▶

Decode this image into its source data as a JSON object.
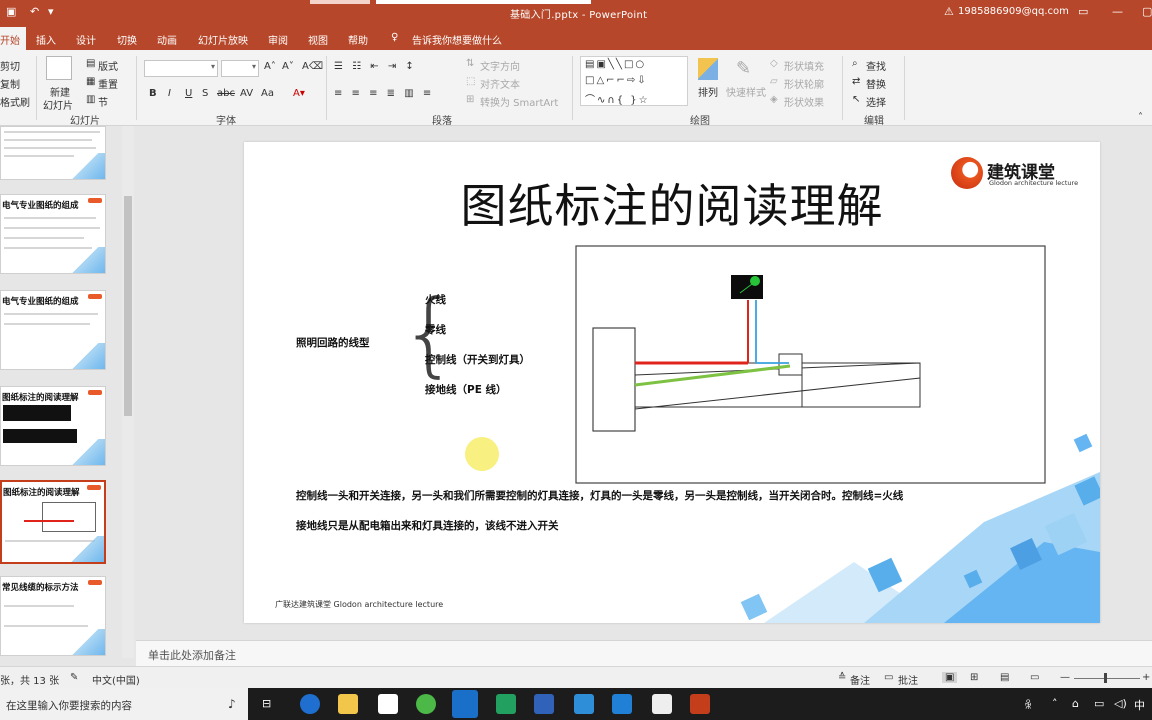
{
  "titlebar": {
    "document": "基础入门.pptx - PowerPoint",
    "account": "1985886909@qq.com"
  },
  "tabs": [
    {
      "label": "开始",
      "active": true
    },
    {
      "label": "插入"
    },
    {
      "label": "设计"
    },
    {
      "label": "切换"
    },
    {
      "label": "动画"
    },
    {
      "label": "幻灯片放映"
    },
    {
      "label": "审阅"
    },
    {
      "label": "视图"
    },
    {
      "label": "帮助"
    },
    {
      "label": "告诉我你想要做什么"
    }
  ],
  "ribbon": {
    "clipboard": {
      "cut": "剪切",
      "copy": "复制",
      "format": "格式刷"
    },
    "slides": {
      "new_slide_1": "新建",
      "new_slide_2": "幻灯片",
      "layout": "版式",
      "reset": "重置",
      "section": "节",
      "group": "幻灯片"
    },
    "font": {
      "group": "字体",
      "bold": "B",
      "italic": "I",
      "underline": "U",
      "shadow": "S",
      "strike": "abc",
      "spacing": "AV",
      "case": "Aa"
    },
    "paragraph": {
      "group": "段落",
      "text_direction": "文字方向",
      "align_text": "对齐文本",
      "smartart": "转换为 SmartArt"
    },
    "drawing": {
      "group": "绘图",
      "arrange": "排列",
      "quick_styles": "快速样式",
      "fill": "形状填充",
      "outline": "形状轮廓",
      "effects": "形状效果"
    },
    "editing": {
      "group": "编辑",
      "find": "查找",
      "replace": "替换",
      "select": "选择"
    }
  },
  "thumbnails": [
    {
      "title": ""
    },
    {
      "title": "电气专业图纸的组成"
    },
    {
      "title": "电气专业图纸的组成"
    },
    {
      "title": "图纸标注的阅读理解"
    },
    {
      "title": "图纸标注的阅读理解",
      "selected": true
    },
    {
      "title": "常见线缆的标示方法"
    }
  ],
  "slide": {
    "title": "图纸标注的阅读理解",
    "logo_name": "建筑课堂",
    "logo_sub": "Glodon architecture lecture",
    "circuit_label": "照明回路的线型",
    "lines": [
      "火线",
      "零线",
      "控制线（开关到灯具）",
      "接地线（PE 线）"
    ],
    "note1": "控制线一头和开关连接，另一头和我们所需要控制的灯具连接，灯具的一头是零线，另一头是控制线，当开关闭合时。控制线=火线",
    "note2": "接地线只是从配电箱出来和灯具连接的，该线不进入开关",
    "footer": "广联达建筑课堂   Glodon  architecture  lecture",
    "colors": {
      "live": "#e0241b",
      "neutral": "#3aa0e0",
      "earth": "#7dc242",
      "lamp_dot": "#27c43a"
    }
  },
  "notes_placeholder": "单击此处添加备注",
  "status": {
    "slide_count": "张，共 13 张",
    "language": "中文(中国)",
    "notes": "备注",
    "comments": "批注"
  },
  "taskbar": {
    "search_placeholder": "在这里输入你要搜索的内容",
    "ime": "中"
  }
}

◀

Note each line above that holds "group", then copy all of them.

      "group": "幻灯片"
      "group": "字体",
      "group": "段落",
      "group": "绘图",
      "group": "编辑",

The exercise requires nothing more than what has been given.